◆ Recorded information:
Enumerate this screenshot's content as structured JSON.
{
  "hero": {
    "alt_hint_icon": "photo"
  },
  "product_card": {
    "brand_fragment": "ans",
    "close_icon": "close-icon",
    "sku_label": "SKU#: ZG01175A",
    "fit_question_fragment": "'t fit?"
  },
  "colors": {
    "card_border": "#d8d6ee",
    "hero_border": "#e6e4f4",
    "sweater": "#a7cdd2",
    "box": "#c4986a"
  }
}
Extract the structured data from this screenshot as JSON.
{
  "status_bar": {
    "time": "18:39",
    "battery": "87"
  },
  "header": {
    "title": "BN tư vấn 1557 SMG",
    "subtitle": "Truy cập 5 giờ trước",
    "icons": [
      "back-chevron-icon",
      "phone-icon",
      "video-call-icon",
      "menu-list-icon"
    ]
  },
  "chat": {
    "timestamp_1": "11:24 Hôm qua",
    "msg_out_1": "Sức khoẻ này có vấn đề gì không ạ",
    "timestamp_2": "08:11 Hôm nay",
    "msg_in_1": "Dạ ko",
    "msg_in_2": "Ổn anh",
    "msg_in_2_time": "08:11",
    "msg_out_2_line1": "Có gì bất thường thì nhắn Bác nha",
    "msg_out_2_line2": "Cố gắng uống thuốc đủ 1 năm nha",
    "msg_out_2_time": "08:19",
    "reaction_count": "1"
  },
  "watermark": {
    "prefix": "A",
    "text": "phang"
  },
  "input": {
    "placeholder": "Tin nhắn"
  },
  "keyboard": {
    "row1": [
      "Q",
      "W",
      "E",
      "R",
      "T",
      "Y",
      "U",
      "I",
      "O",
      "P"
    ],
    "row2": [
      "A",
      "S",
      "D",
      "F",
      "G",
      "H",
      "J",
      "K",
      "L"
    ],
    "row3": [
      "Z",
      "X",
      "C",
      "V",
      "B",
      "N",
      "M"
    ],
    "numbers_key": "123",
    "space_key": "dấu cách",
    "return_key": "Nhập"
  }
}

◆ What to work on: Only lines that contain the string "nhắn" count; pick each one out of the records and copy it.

◆ Written reply:
    "msg_out_2_line1": "Có gì bất thường thì nhắn Bác nha",
    "placeholder": "Tin nhắn"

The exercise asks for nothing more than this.